**What to work on**
Please reproduce the entries below exactly, omitting any images they contain.

[Opening Records for this task section]

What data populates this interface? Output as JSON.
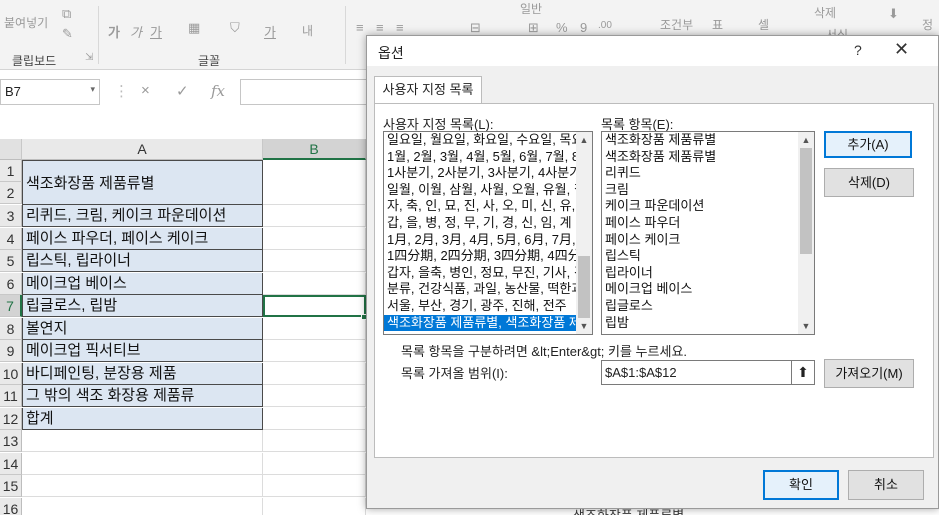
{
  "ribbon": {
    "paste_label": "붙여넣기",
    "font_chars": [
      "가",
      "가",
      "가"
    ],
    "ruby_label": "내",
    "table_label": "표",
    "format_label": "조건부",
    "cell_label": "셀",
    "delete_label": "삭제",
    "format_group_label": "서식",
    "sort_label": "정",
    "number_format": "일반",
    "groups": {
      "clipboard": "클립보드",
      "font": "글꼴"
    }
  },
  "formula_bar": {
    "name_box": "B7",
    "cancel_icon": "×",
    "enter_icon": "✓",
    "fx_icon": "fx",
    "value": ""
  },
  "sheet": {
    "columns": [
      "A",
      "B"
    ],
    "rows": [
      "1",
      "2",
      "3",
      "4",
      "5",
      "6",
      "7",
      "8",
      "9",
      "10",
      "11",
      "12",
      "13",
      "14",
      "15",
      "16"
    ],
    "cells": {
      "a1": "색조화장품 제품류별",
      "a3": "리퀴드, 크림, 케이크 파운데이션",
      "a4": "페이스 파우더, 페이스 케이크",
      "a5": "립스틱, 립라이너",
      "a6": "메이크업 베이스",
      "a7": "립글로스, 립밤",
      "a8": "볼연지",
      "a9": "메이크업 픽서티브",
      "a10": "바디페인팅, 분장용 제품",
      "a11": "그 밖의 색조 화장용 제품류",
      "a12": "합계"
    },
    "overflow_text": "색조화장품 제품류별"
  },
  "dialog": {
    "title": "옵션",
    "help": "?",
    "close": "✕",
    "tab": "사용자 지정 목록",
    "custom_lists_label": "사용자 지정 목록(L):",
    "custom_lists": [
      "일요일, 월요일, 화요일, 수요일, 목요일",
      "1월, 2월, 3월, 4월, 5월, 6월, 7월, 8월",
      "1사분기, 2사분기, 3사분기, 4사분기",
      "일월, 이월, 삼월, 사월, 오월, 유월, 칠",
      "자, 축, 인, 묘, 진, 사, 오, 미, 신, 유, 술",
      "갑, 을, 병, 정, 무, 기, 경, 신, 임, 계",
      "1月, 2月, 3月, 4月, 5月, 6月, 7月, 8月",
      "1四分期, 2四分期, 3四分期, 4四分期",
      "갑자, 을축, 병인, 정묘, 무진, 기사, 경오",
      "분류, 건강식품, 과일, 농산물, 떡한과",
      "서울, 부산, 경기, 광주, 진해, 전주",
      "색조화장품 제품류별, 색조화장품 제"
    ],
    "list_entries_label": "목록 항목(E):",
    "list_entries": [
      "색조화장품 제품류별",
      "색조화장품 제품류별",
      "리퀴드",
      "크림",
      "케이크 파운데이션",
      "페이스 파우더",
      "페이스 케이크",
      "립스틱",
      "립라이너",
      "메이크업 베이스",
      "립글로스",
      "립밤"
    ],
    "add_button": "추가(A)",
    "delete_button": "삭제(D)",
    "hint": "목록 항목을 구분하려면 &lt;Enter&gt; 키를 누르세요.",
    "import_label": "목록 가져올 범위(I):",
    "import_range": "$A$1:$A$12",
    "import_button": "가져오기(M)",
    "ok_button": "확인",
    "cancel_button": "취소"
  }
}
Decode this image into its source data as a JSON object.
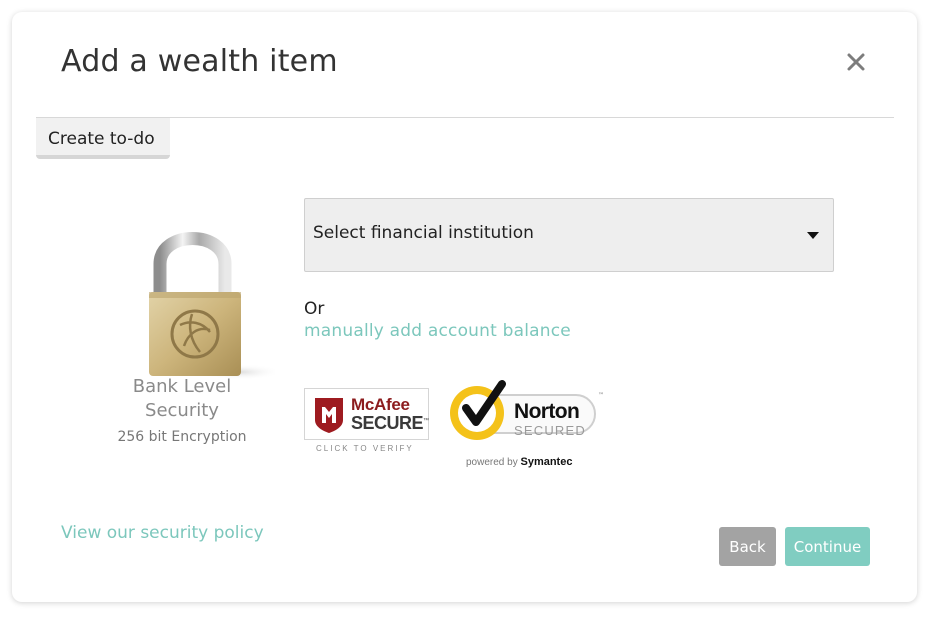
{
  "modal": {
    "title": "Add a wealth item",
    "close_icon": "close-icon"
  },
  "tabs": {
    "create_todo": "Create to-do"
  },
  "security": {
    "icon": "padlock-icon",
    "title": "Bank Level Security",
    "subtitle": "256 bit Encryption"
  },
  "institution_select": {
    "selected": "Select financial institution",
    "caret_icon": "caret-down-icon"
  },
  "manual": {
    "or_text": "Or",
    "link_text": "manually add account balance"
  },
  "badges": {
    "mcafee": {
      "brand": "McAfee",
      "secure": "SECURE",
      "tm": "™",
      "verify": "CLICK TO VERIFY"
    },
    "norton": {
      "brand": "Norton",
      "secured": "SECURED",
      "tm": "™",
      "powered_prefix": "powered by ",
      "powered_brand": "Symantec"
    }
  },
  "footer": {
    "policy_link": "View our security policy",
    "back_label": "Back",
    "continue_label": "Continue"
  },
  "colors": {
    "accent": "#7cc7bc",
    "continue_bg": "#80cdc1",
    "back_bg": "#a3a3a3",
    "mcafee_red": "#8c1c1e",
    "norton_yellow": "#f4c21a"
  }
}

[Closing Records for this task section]

**Response area**
What data populates this interface? Output as JSON.
{
  "ribbon": {
    "paste_label": "붙여넣기",
    "font_chars": [
      "가",
      "가",
      "가"
    ],
    "ruby_label": "내",
    "table_label": "표",
    "format_label": "조건부",
    "cell_label": "셀",
    "delete_label": "삭제",
    "format_group_label": "서식",
    "sort_label": "정",
    "number_format": "일반",
    "groups": {
      "clipboard": "클립보드",
      "font": "글꼴"
    }
  },
  "formula_bar": {
    "name_box": "B7",
    "cancel_icon": "×",
    "enter_icon": "✓",
    "fx_icon": "fx",
    "value": ""
  },
  "sheet": {
    "columns": [
      "A",
      "B"
    ],
    "rows": [
      "1",
      "2",
      "3",
      "4",
      "5",
      "6",
      "7",
      "8",
      "9",
      "10",
      "11",
      "12",
      "13",
      "14",
      "15",
      "16"
    ],
    "cells": {
      "a1": "색조화장품 제품류별",
      "a3": "리퀴드, 크림, 케이크 파운데이션",
      "a4": "페이스 파우더, 페이스 케이크",
      "a5": "립스틱, 립라이너",
      "a6": "메이크업 베이스",
      "a7": "립글로스, 립밤",
      "a8": "볼연지",
      "a9": "메이크업 픽서티브",
      "a10": "바디페인팅, 분장용 제품",
      "a11": "그 밖의 색조 화장용 제품류",
      "a12": "합계"
    },
    "overflow_text": "색조화장품 제품류별"
  },
  "dialog": {
    "title": "옵션",
    "help": "?",
    "close": "✕",
    "tab": "사용자 지정 목록",
    "custom_lists_label": "사용자 지정 목록(L):",
    "custom_lists": [
      "일요일, 월요일, 화요일, 수요일, 목요일",
      "1월, 2월, 3월, 4월, 5월, 6월, 7월, 8월",
      "1사분기, 2사분기, 3사분기, 4사분기",
      "일월, 이월, 삼월, 사월, 오월, 유월, 칠",
      "자, 축, 인, 묘, 진, 사, 오, 미, 신, 유, 술",
      "갑, 을, 병, 정, 무, 기, 경, 신, 임, 계",
      "1月, 2月, 3月, 4月, 5月, 6月, 7月, 8月",
      "1四分期, 2四分期, 3四分期, 4四分期",
      "갑자, 을축, 병인, 정묘, 무진, 기사, 경오",
      "분류, 건강식품, 과일, 농산물, 떡한과",
      "서울, 부산, 경기, 광주, 진해, 전주",
      "색조화장품 제품류별, 색조화장품 제"
    ],
    "list_entries_label": "목록 항목(E):",
    "list_entries": [
      "색조화장품 제품류별",
      "색조화장품 제품류별",
      "리퀴드",
      "크림",
      "케이크 파운데이션",
      "페이스 파우더",
      "페이스 케이크",
      "립스틱",
      "립라이너",
      "메이크업 베이스",
      "립글로스",
      "립밤"
    ],
    "add_button": "추가(A)",
    "delete_button": "삭제(D)",
    "hint": "목록 항목을 구분하려면 &lt;Enter&gt; 키를 누르세요.",
    "import_label": "목록 가져올 범위(I):",
    "import_range": "$A$1:$A$12",
    "import_button": "가져오기(M)",
    "ok_button": "확인",
    "cancel_button": "취소"
  }
}
Decode this image into its source data as a JSON object.
{
  "modal": {
    "title": "Add a wealth item",
    "close_icon": "close-icon"
  },
  "tabs": {
    "create_todo": "Create to-do"
  },
  "security": {
    "icon": "padlock-icon",
    "title": "Bank Level Security",
    "subtitle": "256 bit Encryption"
  },
  "institution_select": {
    "selected": "Select financial institution",
    "caret_icon": "caret-down-icon"
  },
  "manual": {
    "or_text": "Or",
    "link_text": "manually add account balance"
  },
  "badges": {
    "mcafee": {
      "brand": "McAfee",
      "secure": "SECURE",
      "tm": "™",
      "verify": "CLICK TO VERIFY"
    },
    "norton": {
      "brand": "Norton",
      "secured": "SECURED",
      "tm": "™",
      "powered_prefix": "powered by ",
      "powered_brand": "Symantec"
    }
  },
  "footer": {
    "policy_link": "View our security policy",
    "back_label": "Back",
    "continue_label": "Continue"
  },
  "colors": {
    "accent": "#7cc7bc",
    "continue_bg": "#80cdc1",
    "back_bg": "#a3a3a3",
    "mcafee_red": "#8c1c1e",
    "norton_yellow": "#f4c21a"
  }
}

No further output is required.